Task brief: Only the lines that include "JSON" should be copied from the data below.

───── Given data ─────

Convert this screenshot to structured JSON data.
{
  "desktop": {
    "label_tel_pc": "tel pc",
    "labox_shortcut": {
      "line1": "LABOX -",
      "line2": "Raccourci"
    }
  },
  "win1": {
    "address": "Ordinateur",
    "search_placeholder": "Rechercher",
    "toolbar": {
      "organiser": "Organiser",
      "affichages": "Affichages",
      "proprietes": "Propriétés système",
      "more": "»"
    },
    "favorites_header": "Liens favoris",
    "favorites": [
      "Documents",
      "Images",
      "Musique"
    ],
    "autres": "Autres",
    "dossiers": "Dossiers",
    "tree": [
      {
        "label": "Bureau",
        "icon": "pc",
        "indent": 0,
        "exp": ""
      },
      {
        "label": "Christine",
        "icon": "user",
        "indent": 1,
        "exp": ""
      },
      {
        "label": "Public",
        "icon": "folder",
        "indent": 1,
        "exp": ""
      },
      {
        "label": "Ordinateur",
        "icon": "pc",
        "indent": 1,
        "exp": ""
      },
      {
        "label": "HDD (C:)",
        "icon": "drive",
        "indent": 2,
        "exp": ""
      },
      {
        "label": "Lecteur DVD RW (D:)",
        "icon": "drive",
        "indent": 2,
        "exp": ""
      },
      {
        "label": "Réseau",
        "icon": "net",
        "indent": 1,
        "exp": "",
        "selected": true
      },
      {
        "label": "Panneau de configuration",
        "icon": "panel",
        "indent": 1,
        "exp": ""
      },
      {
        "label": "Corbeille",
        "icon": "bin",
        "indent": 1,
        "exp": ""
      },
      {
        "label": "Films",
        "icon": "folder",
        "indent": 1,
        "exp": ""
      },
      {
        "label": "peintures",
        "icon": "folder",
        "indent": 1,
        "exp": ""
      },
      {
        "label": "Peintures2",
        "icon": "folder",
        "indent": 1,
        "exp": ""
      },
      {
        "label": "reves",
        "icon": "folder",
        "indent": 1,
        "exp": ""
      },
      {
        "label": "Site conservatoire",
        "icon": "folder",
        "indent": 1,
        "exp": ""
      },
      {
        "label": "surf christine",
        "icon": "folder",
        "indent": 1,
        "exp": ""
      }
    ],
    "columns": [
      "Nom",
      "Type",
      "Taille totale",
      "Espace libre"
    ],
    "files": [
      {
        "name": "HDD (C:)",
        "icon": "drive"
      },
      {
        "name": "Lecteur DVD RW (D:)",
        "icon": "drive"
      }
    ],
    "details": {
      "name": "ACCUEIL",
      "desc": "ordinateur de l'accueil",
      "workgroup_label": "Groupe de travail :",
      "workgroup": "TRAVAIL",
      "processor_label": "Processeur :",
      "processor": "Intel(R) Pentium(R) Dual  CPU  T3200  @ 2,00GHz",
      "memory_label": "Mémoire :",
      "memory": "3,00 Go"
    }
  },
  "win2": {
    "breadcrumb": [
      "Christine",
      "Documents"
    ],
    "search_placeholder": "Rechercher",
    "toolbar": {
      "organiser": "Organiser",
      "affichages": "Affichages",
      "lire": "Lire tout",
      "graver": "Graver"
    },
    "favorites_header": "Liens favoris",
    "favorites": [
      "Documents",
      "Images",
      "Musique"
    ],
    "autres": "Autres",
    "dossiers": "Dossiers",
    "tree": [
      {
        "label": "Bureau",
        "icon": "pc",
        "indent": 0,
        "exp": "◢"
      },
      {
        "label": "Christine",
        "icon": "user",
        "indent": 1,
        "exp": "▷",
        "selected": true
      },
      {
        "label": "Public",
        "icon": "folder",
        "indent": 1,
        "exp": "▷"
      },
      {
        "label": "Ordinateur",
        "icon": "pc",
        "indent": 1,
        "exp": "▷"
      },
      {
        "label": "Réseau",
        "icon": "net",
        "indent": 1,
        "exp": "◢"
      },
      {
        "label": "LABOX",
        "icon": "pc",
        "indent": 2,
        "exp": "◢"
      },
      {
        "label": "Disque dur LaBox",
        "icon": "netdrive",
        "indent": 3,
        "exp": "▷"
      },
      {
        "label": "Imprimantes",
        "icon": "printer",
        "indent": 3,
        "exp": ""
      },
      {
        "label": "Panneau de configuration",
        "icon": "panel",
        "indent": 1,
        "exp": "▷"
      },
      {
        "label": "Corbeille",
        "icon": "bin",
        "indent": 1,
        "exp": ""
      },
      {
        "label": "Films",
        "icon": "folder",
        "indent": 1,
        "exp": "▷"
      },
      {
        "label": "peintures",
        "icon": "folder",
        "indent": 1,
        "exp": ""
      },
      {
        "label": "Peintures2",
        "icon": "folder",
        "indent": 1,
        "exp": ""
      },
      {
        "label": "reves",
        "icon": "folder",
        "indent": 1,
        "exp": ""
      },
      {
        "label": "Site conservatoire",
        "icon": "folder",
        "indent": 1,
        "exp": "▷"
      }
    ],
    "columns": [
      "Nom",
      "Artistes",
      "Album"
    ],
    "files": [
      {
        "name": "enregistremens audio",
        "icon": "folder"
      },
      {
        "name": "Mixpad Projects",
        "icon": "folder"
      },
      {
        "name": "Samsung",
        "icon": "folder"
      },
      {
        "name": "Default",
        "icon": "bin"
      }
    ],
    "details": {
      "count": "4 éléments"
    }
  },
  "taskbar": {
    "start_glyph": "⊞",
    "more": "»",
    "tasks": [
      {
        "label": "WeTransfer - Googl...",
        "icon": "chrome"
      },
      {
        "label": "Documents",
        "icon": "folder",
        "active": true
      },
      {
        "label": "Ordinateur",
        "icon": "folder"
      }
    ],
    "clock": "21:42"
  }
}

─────
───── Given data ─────

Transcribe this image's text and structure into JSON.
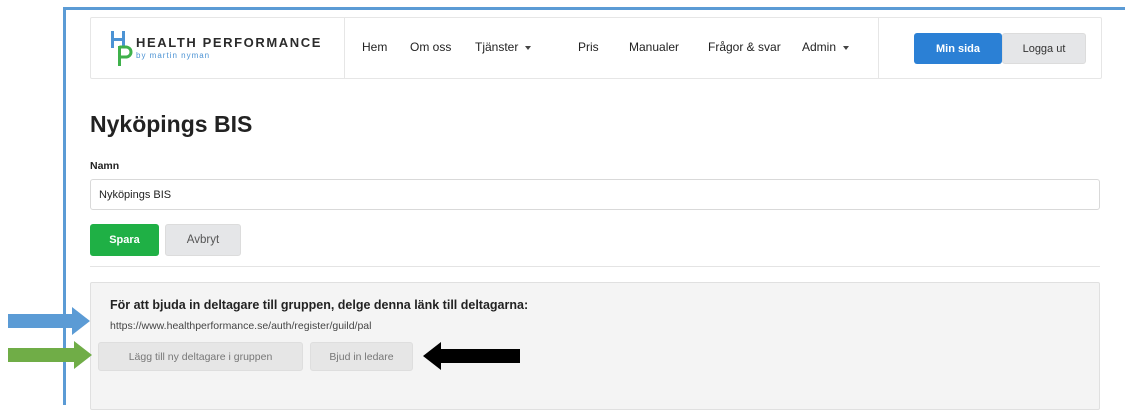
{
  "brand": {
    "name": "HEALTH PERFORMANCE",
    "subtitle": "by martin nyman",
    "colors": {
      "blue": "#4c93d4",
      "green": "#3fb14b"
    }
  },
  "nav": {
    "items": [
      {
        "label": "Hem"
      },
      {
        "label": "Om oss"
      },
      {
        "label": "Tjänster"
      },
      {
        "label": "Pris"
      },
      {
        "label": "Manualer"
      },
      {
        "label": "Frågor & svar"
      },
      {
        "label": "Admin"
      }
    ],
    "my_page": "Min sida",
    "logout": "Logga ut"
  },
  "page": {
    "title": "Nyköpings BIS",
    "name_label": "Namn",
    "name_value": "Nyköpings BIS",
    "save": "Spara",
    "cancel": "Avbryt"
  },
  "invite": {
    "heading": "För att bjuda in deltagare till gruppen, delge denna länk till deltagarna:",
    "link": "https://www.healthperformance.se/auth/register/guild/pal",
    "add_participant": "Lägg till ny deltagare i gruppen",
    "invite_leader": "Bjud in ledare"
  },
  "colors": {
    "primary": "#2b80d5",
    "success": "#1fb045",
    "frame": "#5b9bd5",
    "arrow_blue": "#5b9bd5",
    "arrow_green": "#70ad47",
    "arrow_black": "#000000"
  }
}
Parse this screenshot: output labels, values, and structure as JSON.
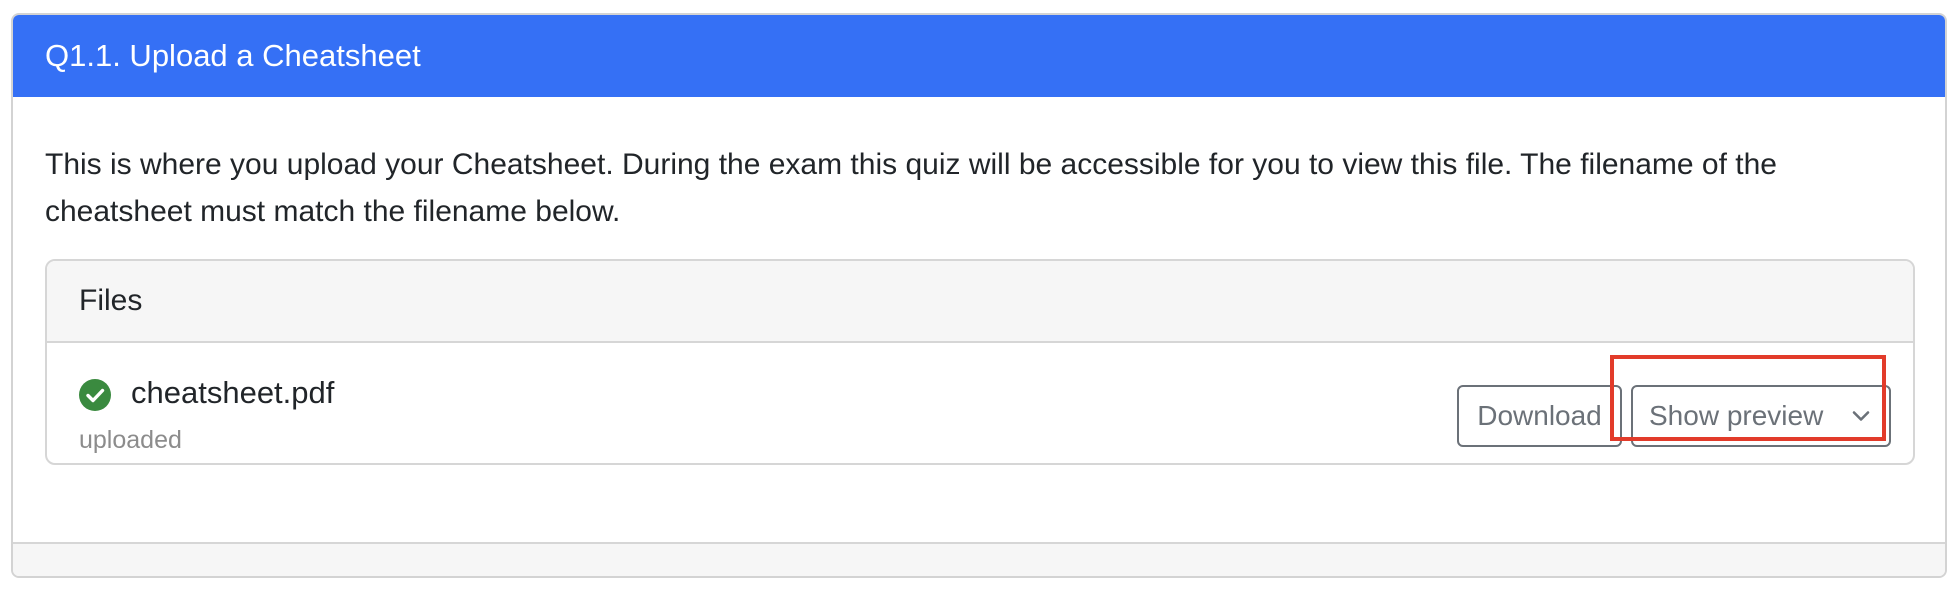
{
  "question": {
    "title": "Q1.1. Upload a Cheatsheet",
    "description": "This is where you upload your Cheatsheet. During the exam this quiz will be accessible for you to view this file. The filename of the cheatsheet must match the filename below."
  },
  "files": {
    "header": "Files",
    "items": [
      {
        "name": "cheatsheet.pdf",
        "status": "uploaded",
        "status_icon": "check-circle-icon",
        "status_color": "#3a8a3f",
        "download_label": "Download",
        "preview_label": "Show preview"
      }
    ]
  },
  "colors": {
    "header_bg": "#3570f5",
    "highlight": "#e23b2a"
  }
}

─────
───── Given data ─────

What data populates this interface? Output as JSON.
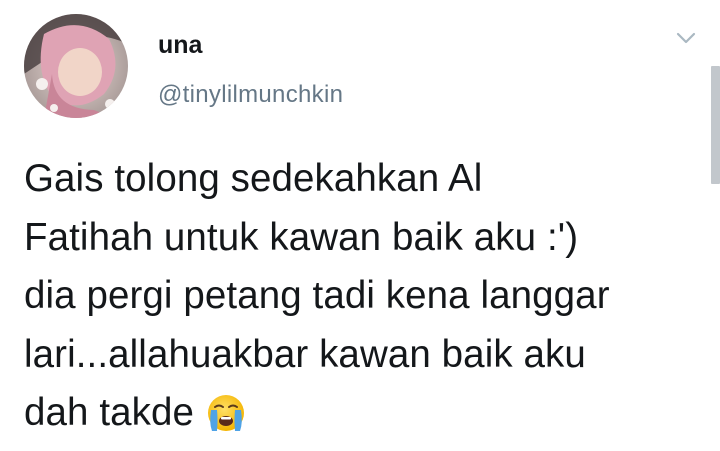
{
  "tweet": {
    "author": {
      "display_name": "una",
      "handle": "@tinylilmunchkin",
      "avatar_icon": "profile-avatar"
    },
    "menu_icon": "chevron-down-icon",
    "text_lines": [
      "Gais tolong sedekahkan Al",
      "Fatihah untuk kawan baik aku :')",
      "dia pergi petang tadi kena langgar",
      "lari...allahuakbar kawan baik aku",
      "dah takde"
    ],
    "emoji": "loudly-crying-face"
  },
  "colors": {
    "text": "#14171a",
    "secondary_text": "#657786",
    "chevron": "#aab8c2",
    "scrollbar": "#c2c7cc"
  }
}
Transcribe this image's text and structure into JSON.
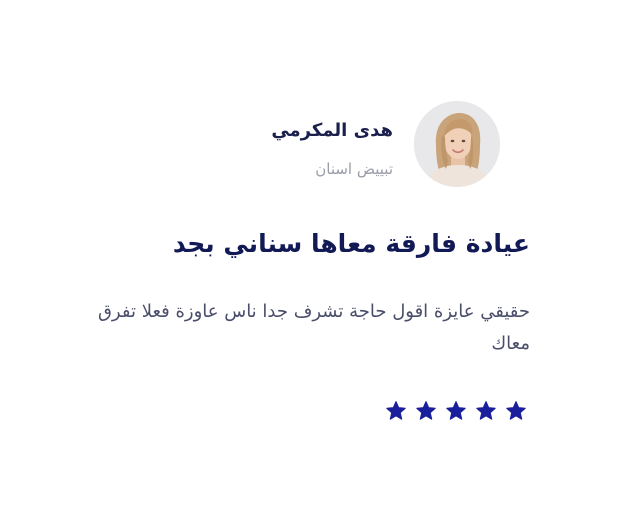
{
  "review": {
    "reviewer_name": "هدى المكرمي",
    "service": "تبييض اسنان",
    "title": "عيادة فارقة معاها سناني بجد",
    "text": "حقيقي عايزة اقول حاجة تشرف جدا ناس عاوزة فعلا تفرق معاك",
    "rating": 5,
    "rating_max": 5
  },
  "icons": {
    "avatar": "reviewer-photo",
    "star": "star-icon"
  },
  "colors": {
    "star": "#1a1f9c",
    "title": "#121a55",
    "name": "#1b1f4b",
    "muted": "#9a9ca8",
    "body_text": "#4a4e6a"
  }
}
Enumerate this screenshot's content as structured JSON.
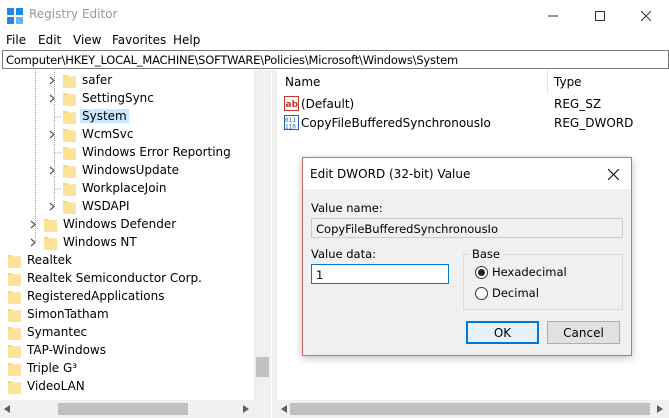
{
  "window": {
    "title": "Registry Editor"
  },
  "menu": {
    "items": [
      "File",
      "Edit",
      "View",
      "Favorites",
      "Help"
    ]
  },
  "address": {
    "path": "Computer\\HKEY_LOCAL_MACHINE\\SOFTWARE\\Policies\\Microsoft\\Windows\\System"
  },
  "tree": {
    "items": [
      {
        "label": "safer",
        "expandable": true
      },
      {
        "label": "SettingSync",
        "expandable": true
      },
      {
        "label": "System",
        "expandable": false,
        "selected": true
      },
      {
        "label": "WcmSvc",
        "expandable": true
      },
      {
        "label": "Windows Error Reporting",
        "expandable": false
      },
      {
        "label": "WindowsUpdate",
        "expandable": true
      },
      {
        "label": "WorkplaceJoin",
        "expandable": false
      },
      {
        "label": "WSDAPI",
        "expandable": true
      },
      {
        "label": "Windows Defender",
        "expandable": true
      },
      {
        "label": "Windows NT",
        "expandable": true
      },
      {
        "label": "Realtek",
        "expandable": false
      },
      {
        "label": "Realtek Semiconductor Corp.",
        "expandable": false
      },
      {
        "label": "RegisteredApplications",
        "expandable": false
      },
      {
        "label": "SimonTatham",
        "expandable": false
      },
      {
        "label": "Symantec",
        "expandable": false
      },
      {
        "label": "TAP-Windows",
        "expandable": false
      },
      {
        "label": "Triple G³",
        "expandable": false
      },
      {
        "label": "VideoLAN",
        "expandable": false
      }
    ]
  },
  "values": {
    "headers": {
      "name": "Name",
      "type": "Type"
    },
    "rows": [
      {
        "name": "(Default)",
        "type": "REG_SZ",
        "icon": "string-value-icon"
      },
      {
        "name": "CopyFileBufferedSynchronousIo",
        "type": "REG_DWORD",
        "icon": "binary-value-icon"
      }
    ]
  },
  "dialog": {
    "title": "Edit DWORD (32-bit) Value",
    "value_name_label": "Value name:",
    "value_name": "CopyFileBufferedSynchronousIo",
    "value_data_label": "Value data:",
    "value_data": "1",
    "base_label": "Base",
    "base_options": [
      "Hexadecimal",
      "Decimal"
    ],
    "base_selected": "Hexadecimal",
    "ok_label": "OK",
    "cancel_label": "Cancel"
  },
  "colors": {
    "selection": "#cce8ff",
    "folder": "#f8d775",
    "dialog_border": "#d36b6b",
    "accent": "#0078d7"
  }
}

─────

Solution to this task:
Convert this screenshot to structured JSON data.
Transcribe this image's text and structure into JSON.
Parse this screenshot: output labels, values, and structure as JSON.
What data populates this interface? Output as JSON.
Transcribe this image's text and structure into JSON.
Enumerate this screenshot's content as structured JSON.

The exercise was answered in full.